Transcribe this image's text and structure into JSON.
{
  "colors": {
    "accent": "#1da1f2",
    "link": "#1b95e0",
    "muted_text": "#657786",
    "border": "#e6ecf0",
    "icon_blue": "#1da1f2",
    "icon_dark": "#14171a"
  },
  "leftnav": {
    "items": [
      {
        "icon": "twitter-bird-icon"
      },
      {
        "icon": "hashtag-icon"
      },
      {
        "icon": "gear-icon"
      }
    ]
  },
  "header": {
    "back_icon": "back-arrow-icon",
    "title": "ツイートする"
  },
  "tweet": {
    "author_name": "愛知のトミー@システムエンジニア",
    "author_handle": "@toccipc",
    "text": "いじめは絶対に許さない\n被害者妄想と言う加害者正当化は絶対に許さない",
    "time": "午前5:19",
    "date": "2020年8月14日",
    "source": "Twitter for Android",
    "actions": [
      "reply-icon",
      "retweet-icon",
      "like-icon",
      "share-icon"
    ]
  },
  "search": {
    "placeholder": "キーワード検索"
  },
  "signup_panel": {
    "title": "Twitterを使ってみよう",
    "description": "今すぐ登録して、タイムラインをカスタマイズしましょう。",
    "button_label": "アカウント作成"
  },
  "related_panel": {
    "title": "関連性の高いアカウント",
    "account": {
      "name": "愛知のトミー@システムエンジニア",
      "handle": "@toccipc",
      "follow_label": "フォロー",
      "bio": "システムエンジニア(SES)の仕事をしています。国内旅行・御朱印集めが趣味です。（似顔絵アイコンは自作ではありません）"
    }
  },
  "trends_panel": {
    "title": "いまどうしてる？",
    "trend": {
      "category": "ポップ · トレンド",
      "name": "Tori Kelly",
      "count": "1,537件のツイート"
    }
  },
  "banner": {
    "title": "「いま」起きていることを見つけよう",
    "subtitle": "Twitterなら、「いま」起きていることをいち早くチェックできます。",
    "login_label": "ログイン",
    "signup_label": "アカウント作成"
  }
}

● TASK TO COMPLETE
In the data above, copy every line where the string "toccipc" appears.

● RESPONSE
    "author_handle": "@toccipc",
      "handle": "@toccipc",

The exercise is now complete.